The company is also creating 24,000 pounds of dry ice daily that are packed into special Pfizer containers to keep the vaccine at the required sub-zero temperature.
“The day after the vaccines arrive, we deliver 40 pounds of dry ice to replenish what is sublimating from the box,” Wheeler said. “The Pfizer package is good for 10 days with it with the 50 pounds of dry ice in it. And with the 40 pounds that we send the following day. It’ll give you another several days if necessary so the box becomes the storage medium at the dosing center.”
More details: Tracking devices on each container and truck send real-time information back to the UPS command center in Louisville.
The tracking tags have four radios and a Bluetooth device that transmit data including GPS location, “atmospheric pressure, motion detection, light detection, and of course temperature,” he said. That data gives the company insight into the condition of each package and the dry ice inside of it.
“We have eyes on these shipments all the way from origin to the final dosing destination,” he explained.
US Covid-19 vaccine authorization is an “important milestone,” BioNTech CEO says
From CNN’s Fred Pleitgen
The US Food and Drug Administration’s emergency use authorization of Pfizer and BioNTech’s coronavirus vaccine is a crucial step in developing the new-generation vaccine, BioNTech CEO Ugur Sahin said.
“This is a most important milestone,” Sahin told CNN in an exclusive interview. “I am really happy that we had such a good meeting and the FDA authorized the vaccine so that we are able to make our vaccine available to the US population.”
The FDA authorized the vaccine late Friday night after its advisers recommended the go-ahead. The US follows several other countries in authorizing the vaccine, including Britain, which has already immunized at least 2,000 people.
The EUA was fast by US regulatory standards — especially for a vaccine using new technology.
How does it work? BioNTech’s vaccine uses messenger RNA, genetic material that codes for a piece of the virus’s spike protein — the outside hook that attaches to the cells the virus attacks. This mRNA prompts the human body to produce little pieces of the protein, and then produce an immune response against it.
Clinical trials in more than 40,000 people showed it was 95% effective in preventing symptomatic disease.
“The most important result is that we expect that the vaccinated people will have a much lower risk of hospitalization.
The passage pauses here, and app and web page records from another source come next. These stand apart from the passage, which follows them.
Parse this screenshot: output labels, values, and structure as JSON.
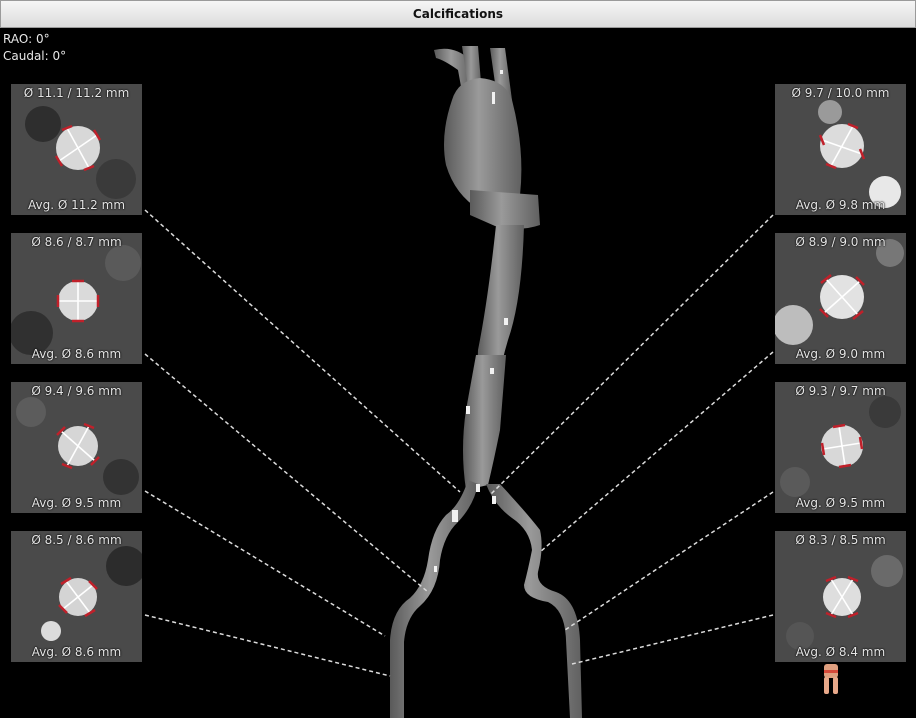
{
  "window": {
    "title": "Calcifications"
  },
  "orientation": {
    "rao": "RAO: 0°",
    "caudal": "Caudal: 0°"
  },
  "panels_left": [
    {
      "top": "Ø 11.1 / 11.2 mm",
      "bottom": "Avg. Ø 11.2 mm"
    },
    {
      "top": "Ø 8.6 / 8.7 mm",
      "bottom": "Avg. Ø 8.6 mm"
    },
    {
      "top": "Ø 9.4 / 9.6 mm",
      "bottom": "Avg. Ø 9.5 mm"
    },
    {
      "top": "Ø 8.5 / 8.6 mm",
      "bottom": "Avg. Ø 8.6 mm"
    }
  ],
  "panels_right": [
    {
      "top": "Ø 9.7 / 10.0 mm",
      "bottom": "Avg. Ø 9.8 mm"
    },
    {
      "top": "Ø 8.9 / 9.0 mm",
      "bottom": "Avg. Ø 9.0 mm"
    },
    {
      "top": "Ø 9.3 / 9.7 mm",
      "bottom": "Avg. Ø 9.5 mm"
    },
    {
      "top": "Ø 8.3 / 8.5 mm",
      "bottom": "Avg. Ø 8.4 mm"
    }
  ],
  "colors": {
    "measure_tick": "#c0202a",
    "leader_line": "#dcdcdc",
    "vessel": "#8a8a8a"
  }
}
So that means we expect a lower risk of hospitalizations in the US,” Sahin said. “We will not have a direct impact on the pandemic spread in the next few months since we need of course to reach a large proportion of the population to reduce the speed of the outbreak.”
Pfizer has only been able to produce a few million doses for the US so far, so it will not immediately affect the pandemic, Sahin said. But after more people get vaccinated, the effects will kick in, he predicted.